In this adventure, however, they aren't trying to pit teams from the past against each other. Instead, they're running simulations of 2010 teams, presumably predicting the final result. The predictions business is tricky, though, since eventually, those teams will actually play each other and, uh, prove you wrong. For instance, again from the Iowans, WhatIfSports' simulator made a bold prediction for the 2010 Orange Bowl: Iowa 80, Georgia Tech 17.
Now, that was just one simulation run by some guy on the internet. For their 2010 Big Ten predictions:

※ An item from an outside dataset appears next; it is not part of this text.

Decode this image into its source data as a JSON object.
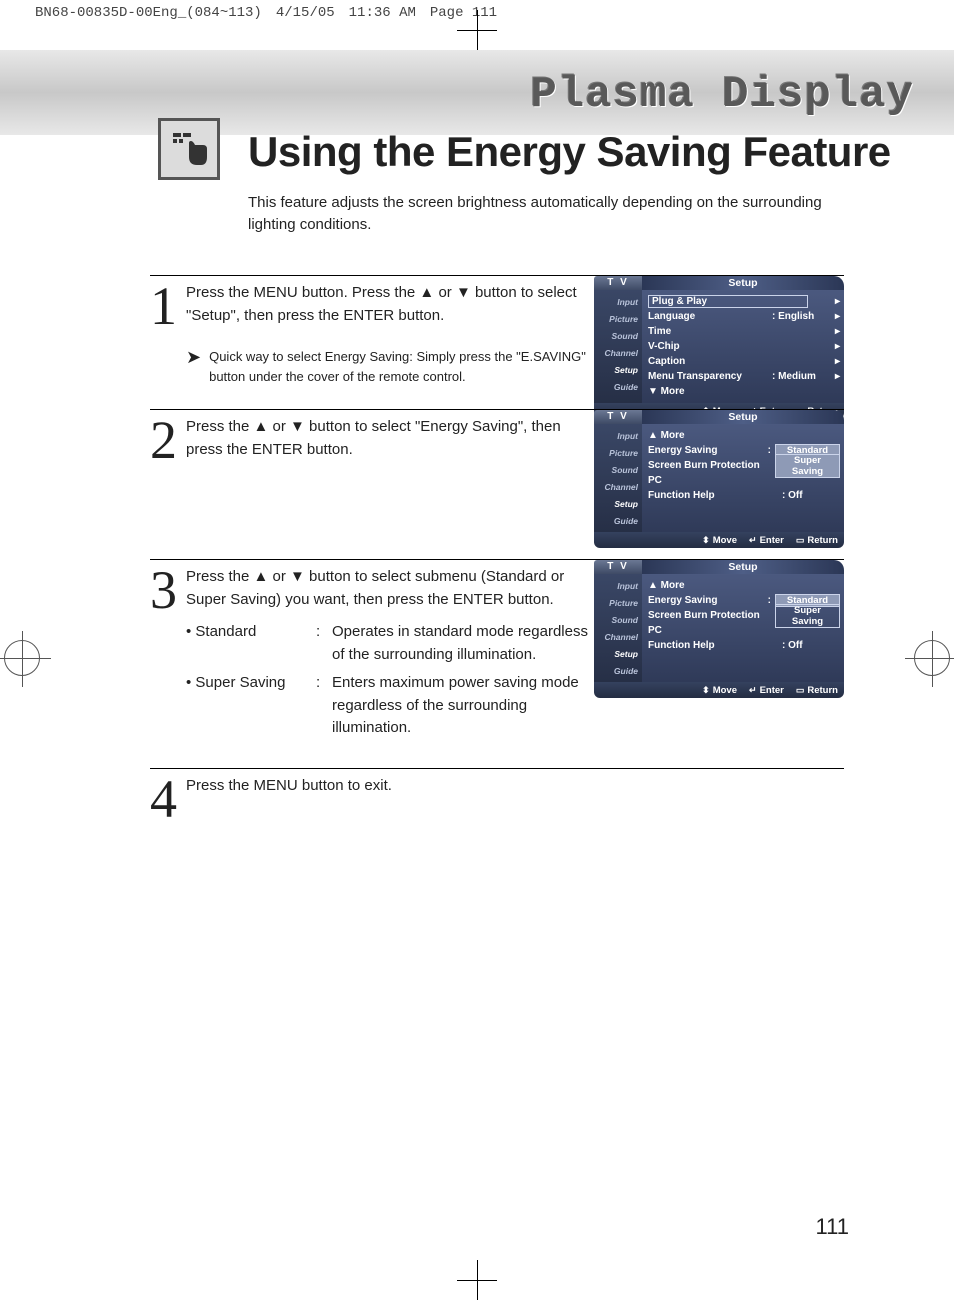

Using our college football simulation engine, Whatifsports.com simulated thousands of college football games to create this Big Ten Preview. Team ratings, player ratings and depth charts are accurate as of July 31st. What you see in the WIS-Big Ten Predictions table is the most-likely outcome based on the computer simulations. The team-by-team schedules use Absolute Records, which you can learn more about below. Those same game-by-game results also generate average points per game for both teams.
So, run thousands of game simulations and use those to determine probabilities.
For the politically inclined, it's the same basic idea as what Nate Silver at FiveThirtyEight does. Except where Nate Silver built an incredibly sophisticated model that uses constantly updating polling numbers (adjusted based on pollster error rates), augmented by fundraising data, demographics, and a host of other pieces of predictive data, the folks at WhatIfSports use... ?
That part's not so clear, actually. The paragraph quoted above is the closest I found of any explanation in methodology. This is different from their historical simulations since a lot of the players-- new starters, freshmen, etc.-- don't have much by way of statistics behind them to feed into the simulator. Never mind that it also has no way of accounting for new coaches (see Vanderbilt), injuries, or any number of other factors.
I mean, midseason predictions give you something. You've got half a season of useful information to work off, and maybe some common opponents, so you can test the transitive property of football. Preseason predictions give you nothing useful except what we already knew. It's a replay of last year, minus Mike Kafka, plus some dude's imagined idea of what Dan Persa and Venric Mark might be like. But I've got a feeling that that guy probably hasn't been camped out in Kenosha watching him practice. It's all got to be absolute guesswork.
I'm saying, take this with several grains of salt. The predictive value here is very low.
And since it probably does rely so heavily on last year's statistics, it's no surprise that its predicted season is, uh, a lot like last year. Screen shot of results:
So, to recap: A simulator of little to no predictive value and unknown methodology says that the same Big Ten teams that were good last year will be roughly just as good this year. Which you probably already knew. I mean, it's not like Coach Fitz is going to change anything he was already doing based on these predictions.
But that's not inflammatory enough. How about:
SCIENCE PROVES NORTHWESTERN WILL BEAT VANDERBILT!
That was sort of fun, wasn't it? Anyone? Maybe if I added hip hop references...